==== DATA TO EXAMINE ====

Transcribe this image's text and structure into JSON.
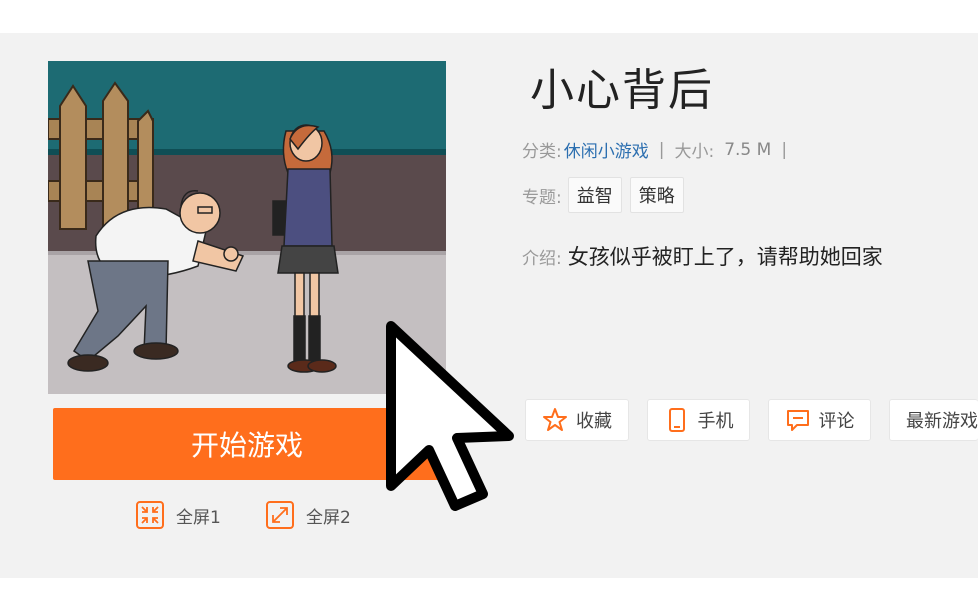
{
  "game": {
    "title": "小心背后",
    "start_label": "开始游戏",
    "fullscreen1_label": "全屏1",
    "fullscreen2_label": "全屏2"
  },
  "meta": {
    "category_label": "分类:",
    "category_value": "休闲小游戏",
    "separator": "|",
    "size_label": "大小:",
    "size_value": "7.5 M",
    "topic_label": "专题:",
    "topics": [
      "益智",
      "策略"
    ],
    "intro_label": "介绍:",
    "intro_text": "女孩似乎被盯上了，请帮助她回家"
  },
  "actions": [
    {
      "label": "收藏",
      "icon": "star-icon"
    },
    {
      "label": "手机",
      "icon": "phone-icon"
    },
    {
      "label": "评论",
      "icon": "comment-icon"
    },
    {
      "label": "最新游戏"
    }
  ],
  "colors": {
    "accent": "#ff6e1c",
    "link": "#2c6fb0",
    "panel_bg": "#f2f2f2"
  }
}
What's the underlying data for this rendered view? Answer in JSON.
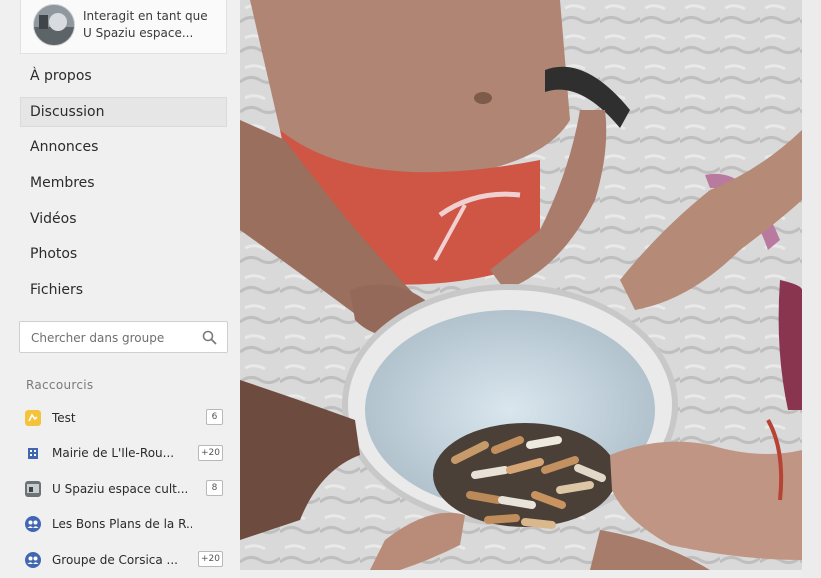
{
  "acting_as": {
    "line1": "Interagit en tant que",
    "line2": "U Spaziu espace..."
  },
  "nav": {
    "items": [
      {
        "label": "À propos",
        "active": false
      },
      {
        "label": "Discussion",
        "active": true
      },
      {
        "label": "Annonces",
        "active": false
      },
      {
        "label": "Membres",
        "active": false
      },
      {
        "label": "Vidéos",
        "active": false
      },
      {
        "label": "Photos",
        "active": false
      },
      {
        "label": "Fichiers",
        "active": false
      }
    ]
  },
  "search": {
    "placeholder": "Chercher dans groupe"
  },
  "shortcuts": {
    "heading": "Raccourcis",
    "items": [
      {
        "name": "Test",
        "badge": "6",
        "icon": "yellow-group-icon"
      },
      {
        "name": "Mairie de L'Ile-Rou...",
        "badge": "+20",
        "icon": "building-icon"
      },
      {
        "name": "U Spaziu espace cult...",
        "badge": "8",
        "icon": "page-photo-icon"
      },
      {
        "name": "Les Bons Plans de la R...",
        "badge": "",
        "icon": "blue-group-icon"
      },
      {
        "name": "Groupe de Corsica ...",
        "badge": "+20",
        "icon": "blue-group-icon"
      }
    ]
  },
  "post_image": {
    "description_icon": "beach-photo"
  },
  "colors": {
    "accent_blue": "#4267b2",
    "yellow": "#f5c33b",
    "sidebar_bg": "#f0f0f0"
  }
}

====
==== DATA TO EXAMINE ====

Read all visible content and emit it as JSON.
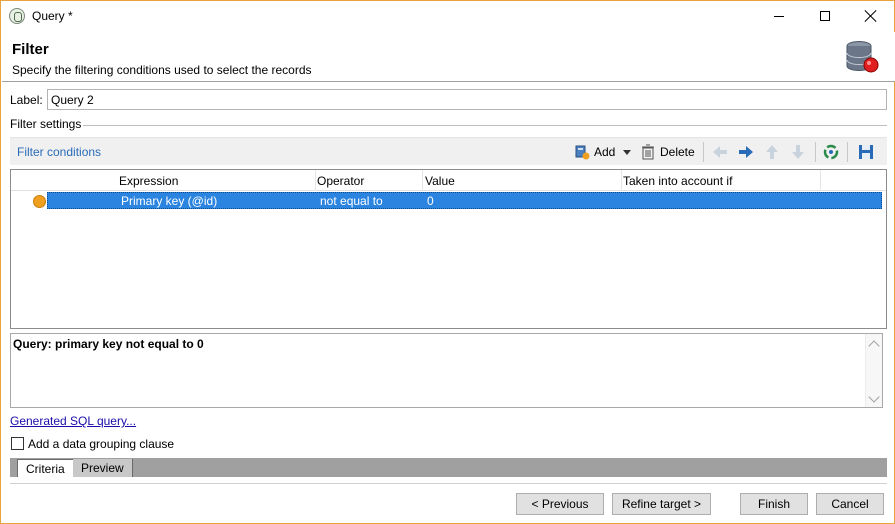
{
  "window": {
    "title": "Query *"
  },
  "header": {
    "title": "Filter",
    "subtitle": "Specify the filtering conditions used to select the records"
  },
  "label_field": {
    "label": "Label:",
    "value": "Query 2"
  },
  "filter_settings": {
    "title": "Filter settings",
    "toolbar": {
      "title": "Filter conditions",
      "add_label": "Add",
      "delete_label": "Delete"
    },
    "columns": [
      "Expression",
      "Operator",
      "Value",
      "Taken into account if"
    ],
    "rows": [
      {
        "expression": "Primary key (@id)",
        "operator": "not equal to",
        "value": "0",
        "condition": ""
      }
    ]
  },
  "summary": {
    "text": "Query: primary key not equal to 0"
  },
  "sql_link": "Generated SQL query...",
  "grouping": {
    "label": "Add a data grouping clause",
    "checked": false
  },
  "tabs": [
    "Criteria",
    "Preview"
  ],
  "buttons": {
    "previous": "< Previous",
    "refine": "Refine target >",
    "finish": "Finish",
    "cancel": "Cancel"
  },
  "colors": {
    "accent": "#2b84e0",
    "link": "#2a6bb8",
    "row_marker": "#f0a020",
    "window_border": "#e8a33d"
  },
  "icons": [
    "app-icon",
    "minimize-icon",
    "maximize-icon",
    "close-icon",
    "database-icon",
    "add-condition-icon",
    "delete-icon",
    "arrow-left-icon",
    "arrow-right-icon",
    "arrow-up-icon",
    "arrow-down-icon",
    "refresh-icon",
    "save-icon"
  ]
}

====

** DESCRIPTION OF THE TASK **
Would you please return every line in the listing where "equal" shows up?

** COMPLETED EXERCISE **
        "operator": "not equal to",
    "text": "Query: primary key not equal to 0"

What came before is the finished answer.